WHAT YOU SHOULD DO: Go through the data below line by line and count those containing the word "JSON". Reply with the count only.

Records drawn from a dataset:
____

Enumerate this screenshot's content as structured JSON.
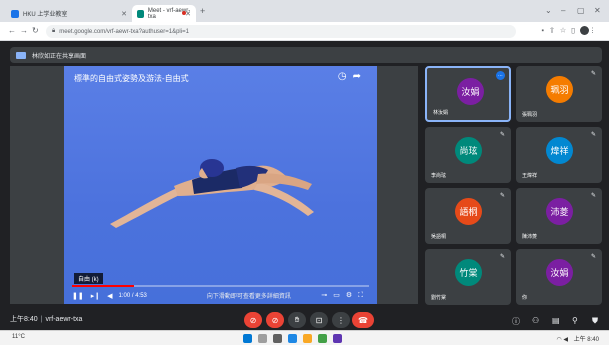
{
  "tabs": [
    {
      "label": "HKU 上学业教室"
    },
    {
      "label": "Meet - vrf-aewr-txa"
    }
  ],
  "address": {
    "url": "meet.google.com/vrf-aewr-txa?authuser=1&pli=1"
  },
  "window_controls": {
    "min": "–",
    "max": "▢",
    "close": "✕"
  },
  "presentation": {
    "banner": "林欣如正在共享画面"
  },
  "video": {
    "title": "標準的自由式姿勢及游法-自由式",
    "caption": "自由 (k)",
    "current_time": "1:00",
    "total_time": "4:53",
    "time_display": "1:00 / 4:53",
    "next_label": "向下滑動即可查看更多詳細資訊",
    "progress": 0.21
  },
  "participants": [
    {
      "initials": "汝娟",
      "name": "林汝娟",
      "color": "#7b1fa2",
      "active": true
    },
    {
      "initials": "珮羽",
      "name": "張珮羽",
      "color": "#f57c00",
      "active": false
    },
    {
      "initials": "尚玹",
      "name": "李尚玹",
      "color": "#00897b",
      "active": false
    },
    {
      "initials": "煒祥",
      "name": "王煒祥",
      "color": "#0288d1",
      "active": false
    },
    {
      "initials": "語桐",
      "name": "吳語桐",
      "color": "#e64a19",
      "active": false
    },
    {
      "initials": "沛菱",
      "name": "陳沛菱",
      "color": "#7b1fa2",
      "active": false
    },
    {
      "initials": "竹棠",
      "name": "劉竹棠",
      "color": "#00897b",
      "active": false
    },
    {
      "initials": "汝娟",
      "name": "你",
      "color": "#7b1fa2",
      "active": false
    }
  ],
  "bottom": {
    "time": "上午8:40",
    "meeting_code": "vrf-aewr-txa"
  },
  "taskbar": {
    "weather": "11°C",
    "tray_time": "上午 8:40"
  }
}
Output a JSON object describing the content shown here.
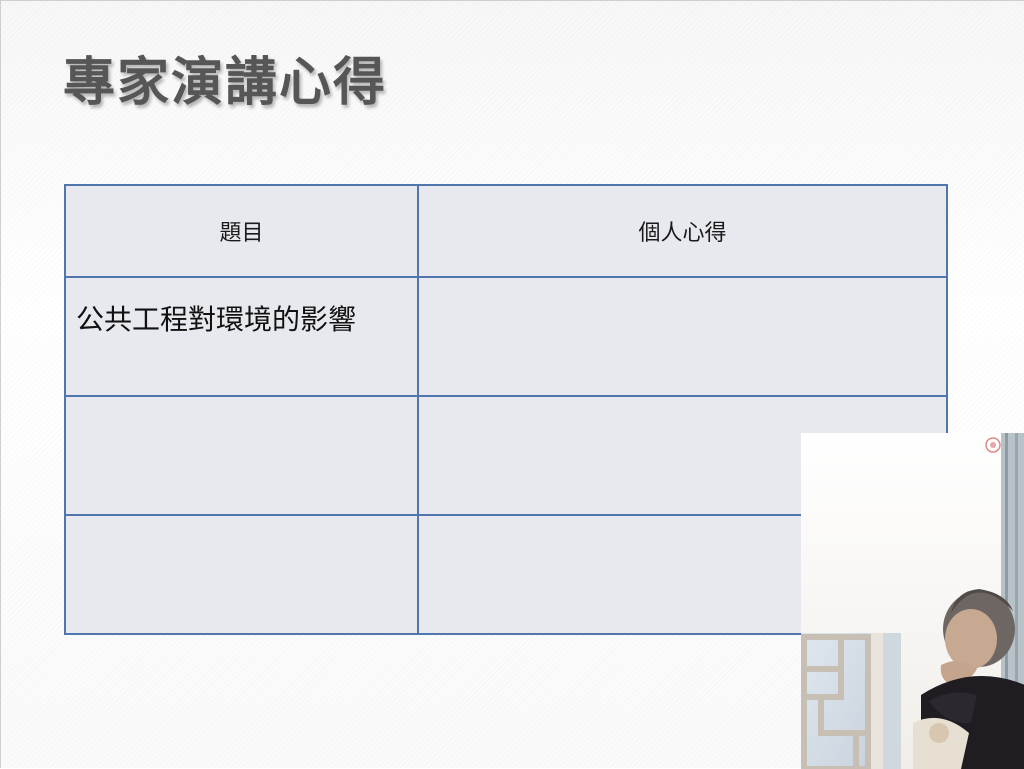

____

PROBLEM SOLUTION: 2